Within suitable limits of temperature and other important factors in plant growth, there would seem to be no reason why almost any plant may not be made to flower and fruit at any season of the year and in any region. By shortening the daily light period through the use of dark chambers or lengthening it by means of artificial light, reproductive activities may be induced almost at will. With proper knowledge of the specific requirements of each plant, therefore, the florist should be able to force flowering at any desired time of the year. It has been possible to secure excellent flowering specimens of iris in midwinter and chrysanthemum, poinsettia, and other plants in summer by utilizing these principles. In the same way wild violets have been kept in the everblooming stage as long as 9 months. The principles involved are so simple that anyone interested in plants can easily obtain instructive and convincing results.

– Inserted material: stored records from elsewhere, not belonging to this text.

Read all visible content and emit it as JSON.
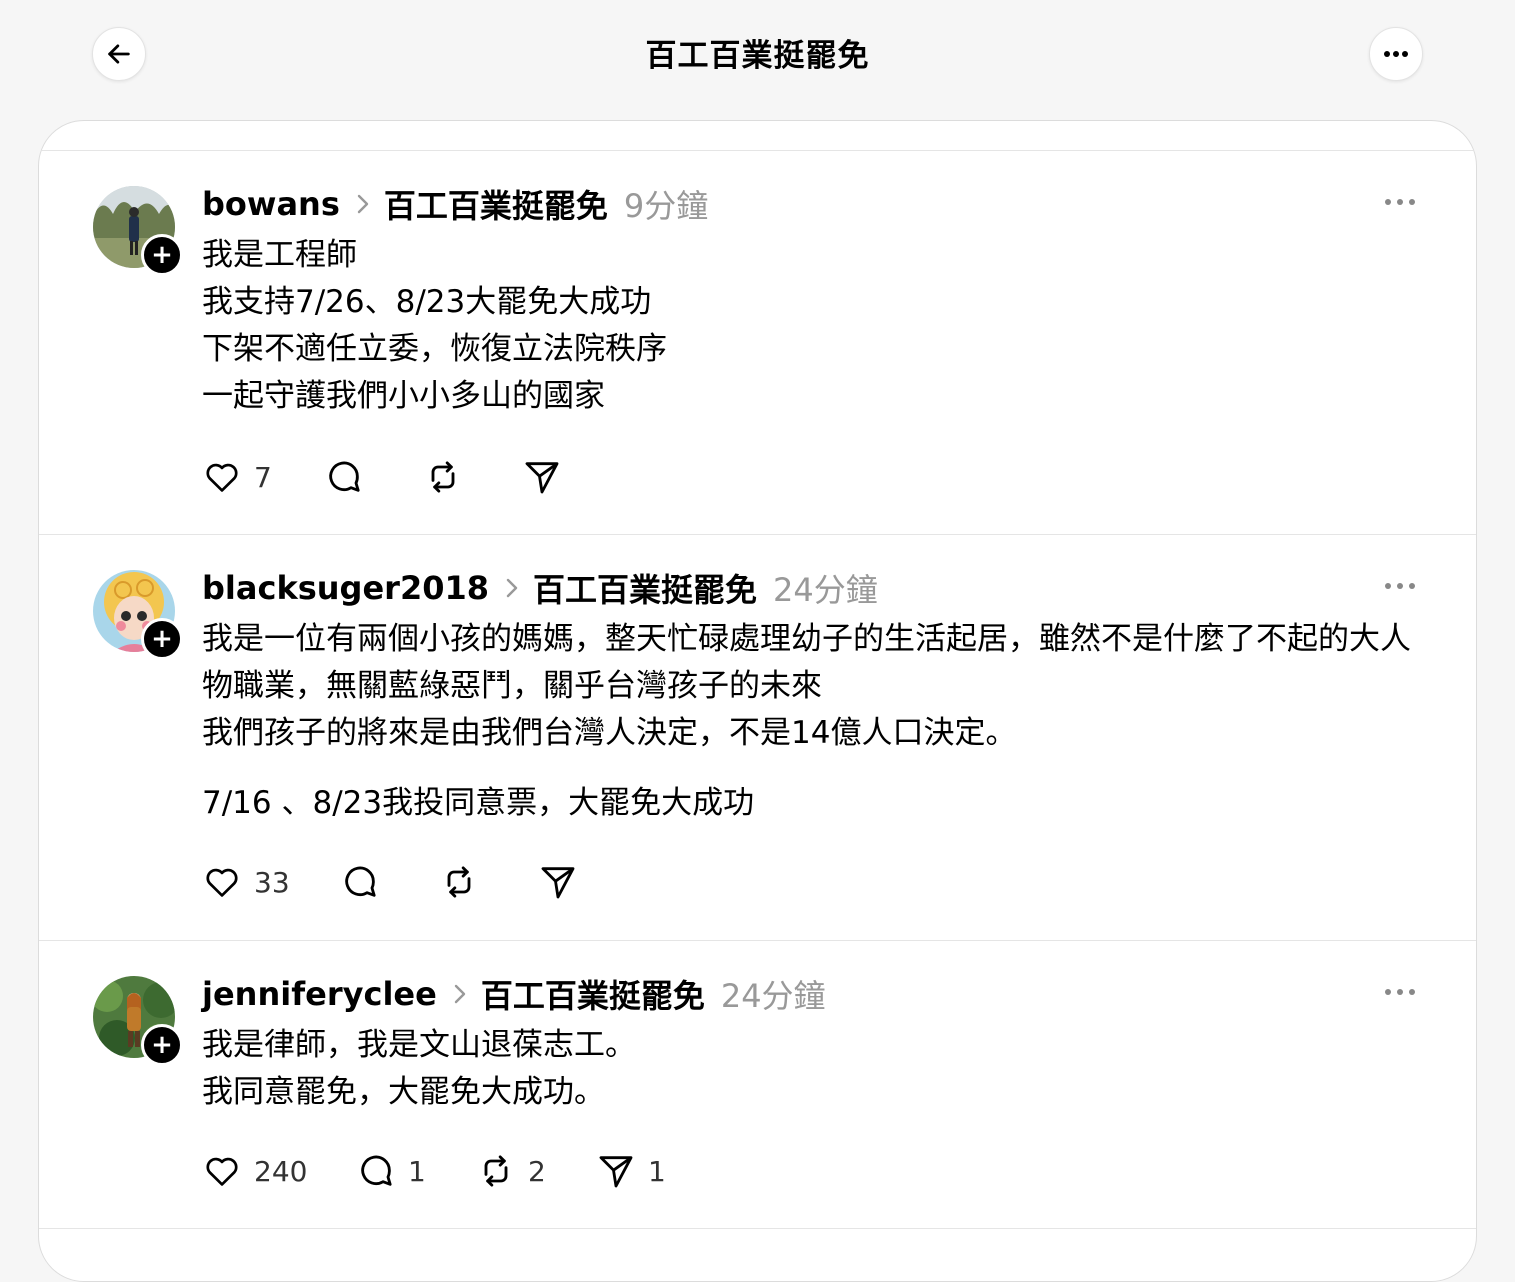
{
  "header": {
    "title": "百工百業挺罷免",
    "back_icon": "arrow-left-icon",
    "more_icon": "ellipsis-icon"
  },
  "posts": [
    {
      "username": "bowans",
      "community": "百工百業挺罷免",
      "time": "9分鐘",
      "paragraphs": [
        "我是工程師\n我支持7/26、8/23大罷免大成功\n下架不適任立委，恢復立法院秩序\n一起守護我們小小多山的國家"
      ],
      "likes": "7",
      "replies": "",
      "reposts": "",
      "shares": ""
    },
    {
      "username": "blacksuger2018",
      "community": "百工百業挺罷免",
      "time": "24分鐘",
      "paragraphs": [
        "我是一位有兩個小孩的媽媽，整天忙碌處理幼子的生活起居，雖然不是什麼了不起的大人物職業，無關藍綠惡鬥，關乎台灣孩子的未來\n我們孩子的將來是由我們台灣人決定，不是14億人口決定。",
        "7/16 、8/23我投同意票，大罷免大成功"
      ],
      "likes": "33",
      "replies": "",
      "reposts": "",
      "shares": ""
    },
    {
      "username": "jenniferyclee",
      "community": "百工百業挺罷免",
      "time": "24分鐘",
      "paragraphs": [
        "我是律師，我是文山退葆志工。\n我同意罷免，大罷免大成功。"
      ],
      "likes": "240",
      "replies": "1",
      "reposts": "2",
      "shares": "1"
    }
  ],
  "colors": {
    "background": "#f6f6f6",
    "card": "#ffffff",
    "muted": "#999999",
    "text": "#000000"
  }
}
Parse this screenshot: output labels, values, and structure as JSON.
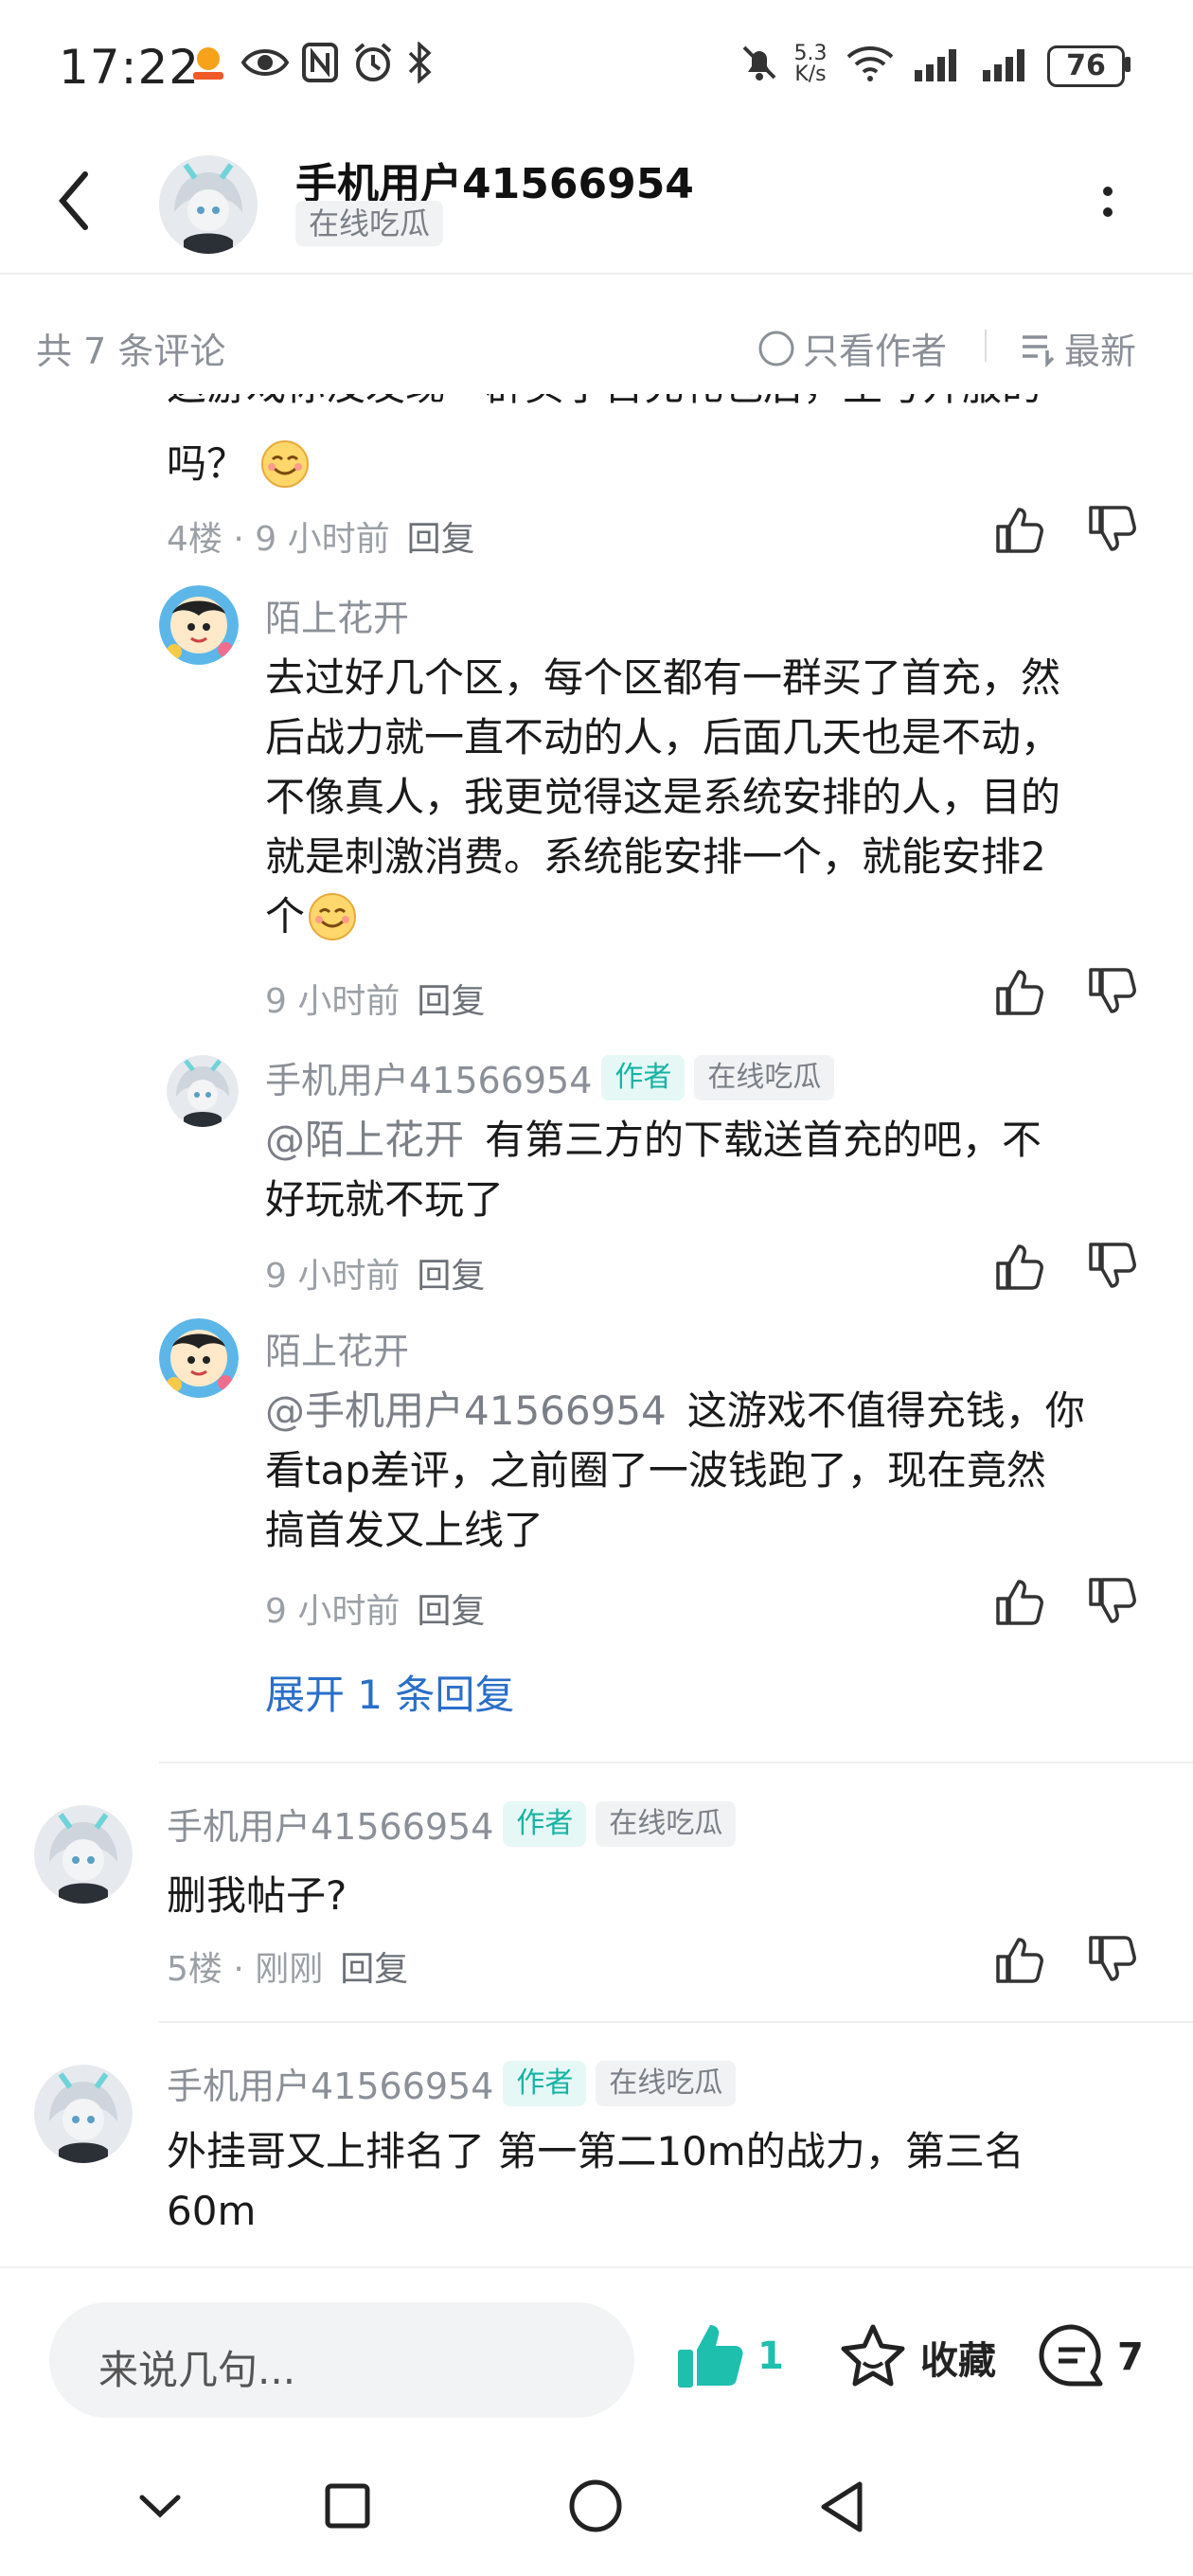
{
  "status": {
    "time": "17:22",
    "net_speed_top": "5.3",
    "net_speed_bottom": "K/s",
    "battery": "76"
  },
  "header": {
    "title": "手机用户41566954",
    "tag": "在线吃瓜"
  },
  "comments_bar": {
    "count_label": "共 7 条评论",
    "only_author": "只看作者",
    "sort": "最新"
  },
  "comments": [
    {
      "text_partial": "这游戏你没发现一群买了首充礼包后，生号开服的",
      "text_line2": "吗？",
      "floor": "4楼",
      "time": "9 小时前",
      "reply": "回复",
      "replies": [
        {
          "name": "陌上花开",
          "text_lines": [
            "去过好几个区，每个区都有一群买了首充，然",
            "后战力就一直不动的人，后面几天也是不动，",
            "不像真人，我更觉得这是系统安排的人，目的",
            "就是刺激消费。系统能安排一个，就能安排2",
            "个"
          ],
          "time": "9 小时前",
          "reply": "回复"
        },
        {
          "name": "手机用户41566954",
          "author_badge": "作者",
          "tag": "在线吃瓜",
          "mention": "@陌上花开",
          "text_line1": "有第三方的下载送首充的吧，不",
          "text_line2": "好玩就不玩了",
          "time": "9 小时前",
          "reply": "回复"
        },
        {
          "name": "陌上花开",
          "mention": "@手机用户41566954",
          "text_line1": "这游戏不值得充钱，你",
          "text_line2": "看tap差评，之前圈了一波钱跑了，现在竟然",
          "text_line3": "搞首发又上线了",
          "time": "9 小时前",
          "reply": "回复"
        }
      ],
      "expand": "展开 1 条回复"
    },
    {
      "name": "手机用户41566954",
      "author_badge": "作者",
      "tag": "在线吃瓜",
      "text": "删我帖子?",
      "floor": "5楼",
      "time": "刚刚",
      "reply": "回复"
    },
    {
      "name": "手机用户41566954",
      "author_badge": "作者",
      "tag": "在线吃瓜",
      "text_line1": "外挂哥又上排名了  第一第二10m的战力，第三名",
      "text_line2": "60m"
    }
  ],
  "bottom": {
    "input_placeholder": "来说几句...",
    "like_count": "1",
    "favorite_label": "收藏",
    "comment_count": "7"
  },
  "colors": {
    "accent_teal": "#1fbfae",
    "link_blue": "#2a6fc9",
    "text_grey": "#8b9098"
  },
  "icons": [
    "back-icon",
    "more-icon",
    "thumb-up-icon",
    "thumb-down-icon",
    "star-icon",
    "comment-icon",
    "chevron-down-icon",
    "square-icon",
    "circle-icon",
    "triangle-back-icon"
  ]
}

In conclusion, it may be of interest to cite a specific instance in which time day-length effect has been applied to the solution of a practical problem in tobacco culture. Several years ago a new type of tobacco was discovered in southern Maryland. Under suitable conditions this type grows to an unusually large size, the plant in some cases producing more than 100 leaves; hence the name Maryland Mammoth by which this variety is known. Because of its high yielding capacity this variety has been grown with great success in southern Maryland. An excellent crop of Mammoth tobacco is shown in figure 9. A peculiarity of this tobacco is that either it does not flower at all in the field in Maryland or flowering occurs so late in the season that the seed does not mature. Farmers, therefore, can not obtain seed by the usual methods. It was found, however, that Mammoth tobacco flowers very readily in the greenhouse under the natural day length of winter, whereas artificial lengthening of the daily light period of winter prevents flowering, as shown in figure 9. The plant does not flower in the field in Maryland, because the summer days are too long. The problem of securing seed is easily met by growing the plants in southern Florida during the winter, for under these conditions the Mammoth flowers and fruits much the same as the ordinary varieties of tobacco.